The opinion of the court was delivered by: Thomas J. Mcavoy Senior United States District Judge
Currently before the Court for review is plaintiff Thomas Duemmel's amended complaint. Dkt. No. 7. Plaintiff submitted the amended complaint in compliance with the Decision and Order of this Court filed on October 23, 2008. Dkt. No. 5 ("October Order"). The October Order granted plaintiff's in forma pauperis application. Id.
Section 1915(e)(2)(B) of Title 28 of the United States Code, which governs proceedings in forma pauperis, directs, in pertinent part, that "the court shall dismiss the case at any time if the court determines that -- . . . (B) the action . . . -- (i) is frivolous or malicious; (ii) fails to state a claim on which relief may be granted; or (iii) seeks monetary relief against a defendant who is immune from such relief." 28 U.S.C. § 1915(e)(2)(B). It is the court's responsibility to determine whether a plaintiff may properly maintain his complaint in this District before the court may permit a plaintiff to proceed with an action in forma pauperis. See 28 U.S.C. § 1915(e)(2).
Moreover, under 28 U.S.C. § 1915A, the Court must review any complaint in a civil action in which a prisoner seeks redress from officers or employees of a governmental agency and "identify cognizable claims or dismiss the complaint, or any portion of the complaint, if the complaint ... is frivolous, malicious, fails to state a claim upon which relief may be granted or seeks monetary relief from a defendant who is immune from such relief." 28 U.S.C. § 1915A(b); see also Carr v. Dvorin, 171 F.3d 115, 116 (2d Cir.1999) (per curiam). An action is frivolous as a matter of law when, inter alia, it is based on an "indisputably meritless legal theory" - that is, when it "lacks an arguable basis in law ... or [when] a dispositive defense clearly exists on the face of the complaint." Livingston v. Adirondack Beverage Co., 141 F.3d 434, 437 (2d Cir.1998).
The gravamen of plaintiff's amended complaint is that he has been denied parole release in violation of his constitutional rights.
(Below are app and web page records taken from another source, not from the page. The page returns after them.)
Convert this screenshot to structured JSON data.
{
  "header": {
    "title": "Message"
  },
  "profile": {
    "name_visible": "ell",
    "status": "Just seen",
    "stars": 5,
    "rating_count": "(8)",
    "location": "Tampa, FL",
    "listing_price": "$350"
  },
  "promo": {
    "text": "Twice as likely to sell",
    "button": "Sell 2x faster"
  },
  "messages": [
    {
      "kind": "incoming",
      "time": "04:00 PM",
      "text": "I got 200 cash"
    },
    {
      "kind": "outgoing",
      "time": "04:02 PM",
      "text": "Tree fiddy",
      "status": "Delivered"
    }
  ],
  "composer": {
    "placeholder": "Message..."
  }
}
Dkt. No. 7. Plaintiff also alleges that defendants denied him the right to participate in SOP in a timely manner.*fn1 Id. Plaintiff seeks his immediate release from custody and an "examination by the Court" of the denial of programming and parole. Id. For a more complete statement of plaintiff's claims, refer to the amended complaint.
Plaintiff has not named "New York State Department of Correctional Services," "David Paterson," or "Susan O'Connell" as defendants in his amended complaint. Accordingly, "New York State Department of Correctional Services," "David Paterson," or "Susan O'Connell" are dismissed as defendants in this action.
B. No right to parole or programming
In order to proceed with his claim that he was denied parole in violation of his constitutional rights, it must appear that plaintiff enjoyed a protected liberty interest under New York State's statutory scheme for determining whether to grant or deny an application for parole. See Barna v. Travis, 239 F.3d 169, 170 (2d Cir. 2001) (per curiam). It is well-settled, however, that "the New York parole scheme is not one that creates in any prisoner a legitimate expectancy of release," and that, as a result, prisoners in New York state are not entitled to the safeguards afforded by federal due process with respect to parole release determinations. Barna, supra, 239 F.3d at 171; Boothe v. Hammock, 605 F.2d 661, 663-64 (2d Cir. 1979).*fn2 Rather, any alleged violations of procedural requirements "are matters for consideration by the state courts." Boothe, 605 F.2d at 665.
It is also clear that inmates do not enjoy a constitutionally protected right to participate in particular programs or to parole release. Allen v. New York, 9:05-CV-1613, 2006 U.S. Dist. LEXIS 72646, at *3 (N.D.N.Y. Oct. 5, 2006) (Mordue, C.J.) (citing Lee v. Governor of New York, 87 F.3d 55, 58-59 (2d Cir. 1996); Grant v. Ahern, 2005 U.S. Dist. LEXIS 43274, No. 03-CV-0539, 2005 WL 1936175 *5 (N.D.N.Y.) (Magnuson, V.J.)).*fn3
To the extent that plaintiff seeks his immediate release from custody, he is advised that such relief may only be obtained by way of a habeas corpus petition brought pursuant to 28 U.S.C. § 2254. See id.; Preiser v. Rodriguez, 411 U.S. 475, 490 (1973) ("[c]ongress has determined that habeas corpus is the appropriate remedy for state prisoners attacking the validity" of their underlying criminal conviction); see also Channer v. Mitchell, 43 F.3d 786, 787 (2d Cir. 1994) ("habeas corpus -- not a § 1983 action -- ...